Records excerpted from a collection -
↓
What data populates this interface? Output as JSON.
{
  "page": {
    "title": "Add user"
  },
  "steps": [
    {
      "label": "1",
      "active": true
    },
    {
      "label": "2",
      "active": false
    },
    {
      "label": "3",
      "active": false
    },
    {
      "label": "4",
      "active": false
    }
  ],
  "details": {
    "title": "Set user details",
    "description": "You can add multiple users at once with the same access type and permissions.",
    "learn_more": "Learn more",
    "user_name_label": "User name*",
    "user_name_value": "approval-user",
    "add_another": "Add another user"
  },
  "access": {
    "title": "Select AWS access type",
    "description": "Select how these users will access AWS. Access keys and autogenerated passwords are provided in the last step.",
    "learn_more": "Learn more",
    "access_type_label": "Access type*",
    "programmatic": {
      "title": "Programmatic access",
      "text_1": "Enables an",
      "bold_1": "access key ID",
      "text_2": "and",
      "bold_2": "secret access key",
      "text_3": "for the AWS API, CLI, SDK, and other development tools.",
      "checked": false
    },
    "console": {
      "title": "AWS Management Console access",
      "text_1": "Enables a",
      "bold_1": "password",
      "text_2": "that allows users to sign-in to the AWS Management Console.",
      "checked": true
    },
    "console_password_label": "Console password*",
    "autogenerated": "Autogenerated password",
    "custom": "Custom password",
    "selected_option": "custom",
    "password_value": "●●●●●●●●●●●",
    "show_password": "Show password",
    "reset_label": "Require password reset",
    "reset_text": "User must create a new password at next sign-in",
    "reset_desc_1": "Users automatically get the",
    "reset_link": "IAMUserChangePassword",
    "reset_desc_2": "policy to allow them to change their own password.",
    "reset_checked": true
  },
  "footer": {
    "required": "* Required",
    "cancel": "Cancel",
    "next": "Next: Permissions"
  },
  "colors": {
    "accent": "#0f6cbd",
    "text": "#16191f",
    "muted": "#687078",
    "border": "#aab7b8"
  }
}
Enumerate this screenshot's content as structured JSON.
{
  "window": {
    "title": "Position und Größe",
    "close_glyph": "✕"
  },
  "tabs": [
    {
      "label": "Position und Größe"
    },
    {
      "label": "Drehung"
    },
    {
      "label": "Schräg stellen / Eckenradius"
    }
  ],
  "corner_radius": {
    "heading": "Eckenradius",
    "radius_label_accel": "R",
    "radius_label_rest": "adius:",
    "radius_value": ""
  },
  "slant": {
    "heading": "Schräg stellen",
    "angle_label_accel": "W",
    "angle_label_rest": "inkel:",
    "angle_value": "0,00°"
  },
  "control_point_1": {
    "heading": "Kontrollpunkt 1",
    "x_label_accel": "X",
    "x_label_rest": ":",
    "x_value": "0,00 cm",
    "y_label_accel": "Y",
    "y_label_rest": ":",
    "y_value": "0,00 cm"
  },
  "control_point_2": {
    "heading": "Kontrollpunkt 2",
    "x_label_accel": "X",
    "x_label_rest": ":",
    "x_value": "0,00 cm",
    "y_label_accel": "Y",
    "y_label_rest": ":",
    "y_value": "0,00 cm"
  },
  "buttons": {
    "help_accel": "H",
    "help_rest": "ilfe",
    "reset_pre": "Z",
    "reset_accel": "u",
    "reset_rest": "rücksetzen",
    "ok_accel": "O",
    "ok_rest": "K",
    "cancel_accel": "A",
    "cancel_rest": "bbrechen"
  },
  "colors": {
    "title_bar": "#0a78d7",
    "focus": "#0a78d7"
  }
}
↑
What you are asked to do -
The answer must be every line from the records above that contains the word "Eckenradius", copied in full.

Your solution -
      "label": "Schräg stellen / Eckenradius"
    "heading": "Eckenradius",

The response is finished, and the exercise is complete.